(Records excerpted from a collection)

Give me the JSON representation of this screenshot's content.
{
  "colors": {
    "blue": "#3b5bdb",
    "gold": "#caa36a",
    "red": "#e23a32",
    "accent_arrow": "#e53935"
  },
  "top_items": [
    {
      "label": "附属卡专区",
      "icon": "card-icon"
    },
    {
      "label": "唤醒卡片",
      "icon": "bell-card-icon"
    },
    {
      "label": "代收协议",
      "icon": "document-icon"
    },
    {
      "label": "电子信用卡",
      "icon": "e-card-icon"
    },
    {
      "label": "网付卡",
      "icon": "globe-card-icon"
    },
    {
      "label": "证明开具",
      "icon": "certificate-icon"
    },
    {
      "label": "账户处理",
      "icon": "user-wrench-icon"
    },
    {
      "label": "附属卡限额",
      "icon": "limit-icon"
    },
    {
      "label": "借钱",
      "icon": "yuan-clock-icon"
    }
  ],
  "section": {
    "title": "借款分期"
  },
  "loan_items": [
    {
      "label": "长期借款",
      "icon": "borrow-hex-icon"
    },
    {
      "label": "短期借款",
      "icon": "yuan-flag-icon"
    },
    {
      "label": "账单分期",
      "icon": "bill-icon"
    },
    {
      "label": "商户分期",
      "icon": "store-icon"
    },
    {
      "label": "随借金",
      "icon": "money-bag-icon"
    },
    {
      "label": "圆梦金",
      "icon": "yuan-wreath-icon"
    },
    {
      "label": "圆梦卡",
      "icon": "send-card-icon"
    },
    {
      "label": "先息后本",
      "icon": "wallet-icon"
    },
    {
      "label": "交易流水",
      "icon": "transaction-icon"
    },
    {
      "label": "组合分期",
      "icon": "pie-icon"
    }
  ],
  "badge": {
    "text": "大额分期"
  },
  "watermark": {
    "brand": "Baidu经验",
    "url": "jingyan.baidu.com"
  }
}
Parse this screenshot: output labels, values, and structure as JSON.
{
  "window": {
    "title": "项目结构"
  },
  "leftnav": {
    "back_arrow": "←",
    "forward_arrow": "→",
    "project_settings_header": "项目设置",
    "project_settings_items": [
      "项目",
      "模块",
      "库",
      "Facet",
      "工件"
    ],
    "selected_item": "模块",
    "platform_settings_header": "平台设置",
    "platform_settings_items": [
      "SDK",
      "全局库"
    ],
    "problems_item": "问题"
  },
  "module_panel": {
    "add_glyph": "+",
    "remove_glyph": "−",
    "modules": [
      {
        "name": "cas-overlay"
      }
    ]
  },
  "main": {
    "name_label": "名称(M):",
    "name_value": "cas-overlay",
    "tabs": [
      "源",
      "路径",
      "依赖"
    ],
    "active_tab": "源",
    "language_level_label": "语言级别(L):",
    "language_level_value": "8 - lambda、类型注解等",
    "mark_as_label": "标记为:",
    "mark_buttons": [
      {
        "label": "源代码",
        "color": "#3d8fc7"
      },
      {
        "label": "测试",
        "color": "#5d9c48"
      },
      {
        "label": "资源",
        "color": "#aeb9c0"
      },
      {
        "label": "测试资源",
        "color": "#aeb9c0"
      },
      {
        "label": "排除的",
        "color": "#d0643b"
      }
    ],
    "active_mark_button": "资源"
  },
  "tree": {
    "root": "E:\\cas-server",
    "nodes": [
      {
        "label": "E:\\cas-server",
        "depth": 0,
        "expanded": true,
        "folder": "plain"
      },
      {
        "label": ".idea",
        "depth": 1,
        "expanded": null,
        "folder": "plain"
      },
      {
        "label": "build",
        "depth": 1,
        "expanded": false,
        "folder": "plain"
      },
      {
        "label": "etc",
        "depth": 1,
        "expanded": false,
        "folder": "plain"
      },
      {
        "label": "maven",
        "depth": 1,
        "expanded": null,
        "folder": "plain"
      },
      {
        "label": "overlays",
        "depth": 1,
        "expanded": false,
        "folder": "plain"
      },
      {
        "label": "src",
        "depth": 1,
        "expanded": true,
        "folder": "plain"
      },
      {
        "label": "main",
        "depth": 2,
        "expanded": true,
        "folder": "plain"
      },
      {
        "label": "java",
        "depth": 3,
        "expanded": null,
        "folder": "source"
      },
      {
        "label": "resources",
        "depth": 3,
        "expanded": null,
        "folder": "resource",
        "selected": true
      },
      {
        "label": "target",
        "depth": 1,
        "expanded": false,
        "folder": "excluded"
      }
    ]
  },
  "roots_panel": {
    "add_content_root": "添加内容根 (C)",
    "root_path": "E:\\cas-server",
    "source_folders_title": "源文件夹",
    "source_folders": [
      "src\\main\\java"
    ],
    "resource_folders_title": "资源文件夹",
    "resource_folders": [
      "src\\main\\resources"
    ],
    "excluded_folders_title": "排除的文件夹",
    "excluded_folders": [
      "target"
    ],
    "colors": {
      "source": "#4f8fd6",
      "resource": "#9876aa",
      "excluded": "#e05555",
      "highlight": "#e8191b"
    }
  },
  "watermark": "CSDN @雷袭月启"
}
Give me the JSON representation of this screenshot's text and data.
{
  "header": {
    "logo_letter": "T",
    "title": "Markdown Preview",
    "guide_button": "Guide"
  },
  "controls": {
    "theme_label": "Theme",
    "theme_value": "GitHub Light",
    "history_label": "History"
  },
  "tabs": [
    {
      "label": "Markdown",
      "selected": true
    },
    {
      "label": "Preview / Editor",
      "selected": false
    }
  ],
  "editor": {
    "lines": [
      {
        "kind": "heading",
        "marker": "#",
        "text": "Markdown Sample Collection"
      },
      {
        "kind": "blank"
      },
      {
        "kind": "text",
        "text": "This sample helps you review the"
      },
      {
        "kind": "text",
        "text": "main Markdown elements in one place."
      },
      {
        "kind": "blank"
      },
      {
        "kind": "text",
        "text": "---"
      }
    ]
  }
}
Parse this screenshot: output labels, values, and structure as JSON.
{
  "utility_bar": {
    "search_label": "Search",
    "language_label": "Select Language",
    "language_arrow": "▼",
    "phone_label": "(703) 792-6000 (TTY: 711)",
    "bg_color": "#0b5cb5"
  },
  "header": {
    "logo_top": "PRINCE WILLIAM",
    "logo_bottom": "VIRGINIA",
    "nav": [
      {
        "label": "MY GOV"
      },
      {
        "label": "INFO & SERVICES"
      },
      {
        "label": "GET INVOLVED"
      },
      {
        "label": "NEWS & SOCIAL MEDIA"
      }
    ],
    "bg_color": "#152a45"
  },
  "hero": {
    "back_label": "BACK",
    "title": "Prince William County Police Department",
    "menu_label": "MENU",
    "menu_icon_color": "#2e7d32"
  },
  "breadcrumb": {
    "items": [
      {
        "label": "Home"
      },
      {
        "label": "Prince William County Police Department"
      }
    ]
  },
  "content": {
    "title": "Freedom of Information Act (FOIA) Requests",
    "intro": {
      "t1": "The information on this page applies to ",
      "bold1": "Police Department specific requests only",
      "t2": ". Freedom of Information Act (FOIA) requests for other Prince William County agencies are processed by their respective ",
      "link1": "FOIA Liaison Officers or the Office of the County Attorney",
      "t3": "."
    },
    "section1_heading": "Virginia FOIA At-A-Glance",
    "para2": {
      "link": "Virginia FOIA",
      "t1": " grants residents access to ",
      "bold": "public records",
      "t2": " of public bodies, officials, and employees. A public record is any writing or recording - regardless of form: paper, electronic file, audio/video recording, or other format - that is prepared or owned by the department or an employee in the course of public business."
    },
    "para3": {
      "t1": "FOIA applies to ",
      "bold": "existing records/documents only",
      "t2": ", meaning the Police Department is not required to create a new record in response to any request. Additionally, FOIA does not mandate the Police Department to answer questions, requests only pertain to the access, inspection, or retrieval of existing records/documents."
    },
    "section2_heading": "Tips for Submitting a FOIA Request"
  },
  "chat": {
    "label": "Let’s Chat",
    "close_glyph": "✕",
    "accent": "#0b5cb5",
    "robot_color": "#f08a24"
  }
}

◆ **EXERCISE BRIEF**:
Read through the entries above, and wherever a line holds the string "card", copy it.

◆ **THE COMPLETED TASK**:
      "icon": "card-icon"
      "icon": "bell-card-icon"
      "icon": "e-card-icon"
      "icon": "globe-card-icon"
      "icon": "send-card-icon"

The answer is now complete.